=== Supplied records ===
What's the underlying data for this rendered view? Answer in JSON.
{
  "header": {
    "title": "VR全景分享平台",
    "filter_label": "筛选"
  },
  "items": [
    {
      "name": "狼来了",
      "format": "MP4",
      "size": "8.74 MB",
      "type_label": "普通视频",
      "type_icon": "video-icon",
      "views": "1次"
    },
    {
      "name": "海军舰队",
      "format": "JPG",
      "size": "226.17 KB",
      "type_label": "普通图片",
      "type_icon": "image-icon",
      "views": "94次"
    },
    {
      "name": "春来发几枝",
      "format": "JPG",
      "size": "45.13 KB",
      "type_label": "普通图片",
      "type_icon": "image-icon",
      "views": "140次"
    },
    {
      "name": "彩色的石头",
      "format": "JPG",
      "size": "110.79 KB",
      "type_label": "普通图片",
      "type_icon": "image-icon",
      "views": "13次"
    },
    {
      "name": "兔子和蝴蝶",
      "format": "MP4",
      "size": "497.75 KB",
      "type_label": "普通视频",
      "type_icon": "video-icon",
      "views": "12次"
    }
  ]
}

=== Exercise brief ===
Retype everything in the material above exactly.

=== Response to the task ===
What's the underlying data for this rendered view? Answer in JSON.
{
  "header": {
    "title": "VR全景分享平台",
    "filter_label": "筛选"
  },
  "items": [
    {
      "name": "狼来了",
      "format": "MP4",
      "size": "8.74 MB",
      "type_label": "普通视频",
      "type_icon": "video-icon",
      "views": "1次"
    },
    {
      "name": "海军舰队",
      "format": "JPG",
      "size": "226.17 KB",
      "type_label": "普通图片",
      "type_icon": "image-icon",
      "views": "94次"
    },
    {
      "name": "春来发几枝",
      "format": "JPG",
      "size": "45.13 KB",
      "type_label": "普通图片",
      "type_icon": "image-icon",
      "views": "140次"
    },
    {
      "name": "彩色的石头",
      "format": "JPG",
      "size": "110.79 KB",
      "type_label": "普通图片",
      "type_icon": "image-icon",
      "views": "13次"
    },
    {
      "name": "兔子和蝴蝶",
      "format": "MP4",
      "size": "497.75 KB",
      "type_label": "普通视频",
      "type_icon": "video-icon",
      "views": "12次"
    }
  ]
}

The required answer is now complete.